__What you are asked to do__
Output the listing below verbatim, but drop the images.

__Supplied records__
============================================================

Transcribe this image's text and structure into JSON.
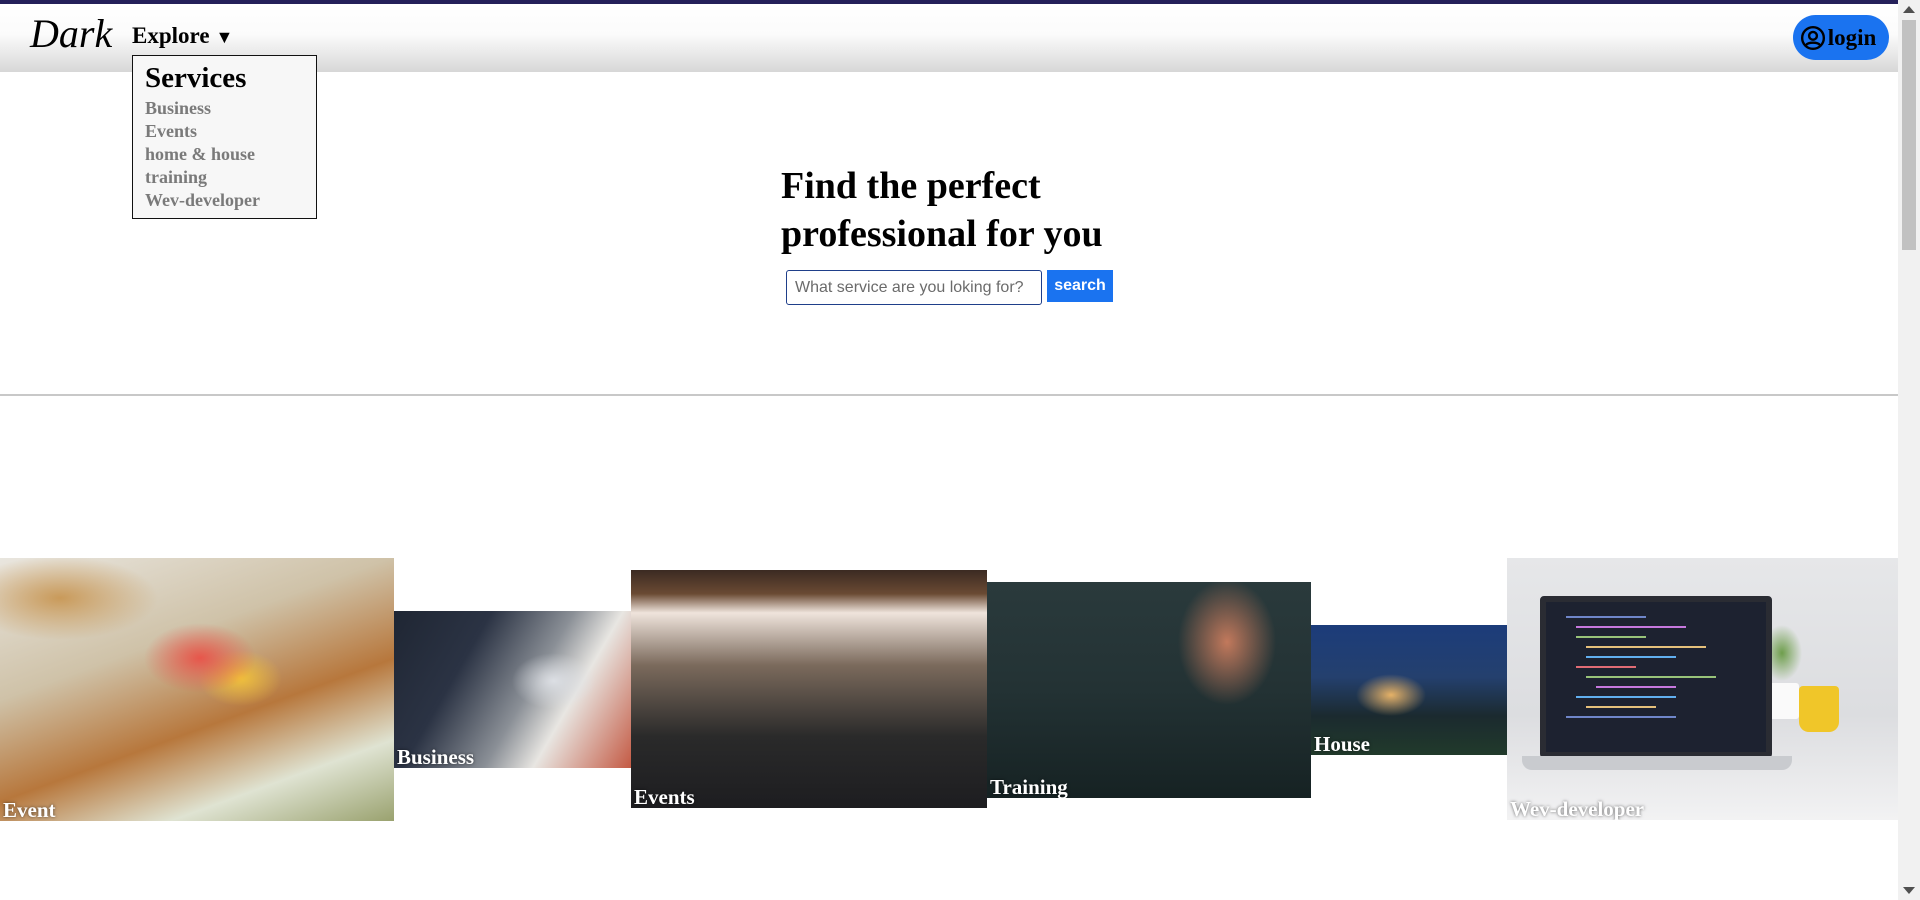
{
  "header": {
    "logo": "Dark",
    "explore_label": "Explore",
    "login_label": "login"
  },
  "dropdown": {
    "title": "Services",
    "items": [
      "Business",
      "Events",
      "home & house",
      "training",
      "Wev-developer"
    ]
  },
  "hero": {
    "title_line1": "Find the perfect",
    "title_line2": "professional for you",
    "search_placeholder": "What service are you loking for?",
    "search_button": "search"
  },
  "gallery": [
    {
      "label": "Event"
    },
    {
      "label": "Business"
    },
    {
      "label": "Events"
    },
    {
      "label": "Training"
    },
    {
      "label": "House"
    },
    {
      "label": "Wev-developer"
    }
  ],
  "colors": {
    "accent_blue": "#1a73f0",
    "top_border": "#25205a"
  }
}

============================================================

__Exercise output__
Transcribe this image's text and structure into JSON.
{
  "header": {
    "logo": "Dark",
    "explore_label": "Explore",
    "login_label": "login"
  },
  "dropdown": {
    "title": "Services",
    "items": [
      "Business",
      "Events",
      "home & house",
      "training",
      "Wev-developer"
    ]
  },
  "hero": {
    "title_line1": "Find the perfect",
    "title_line2": "professional for you",
    "search_placeholder": "What service are you loking for?",
    "search_button": "search"
  },
  "gallery": [
    {
      "label": "Event"
    },
    {
      "label": "Business"
    },
    {
      "label": "Events"
    },
    {
      "label": "Training"
    },
    {
      "label": "House"
    },
    {
      "label": "Wev-developer"
    }
  ],
  "colors": {
    "accent_blue": "#1a73f0",
    "top_border": "#25205a"
  }
}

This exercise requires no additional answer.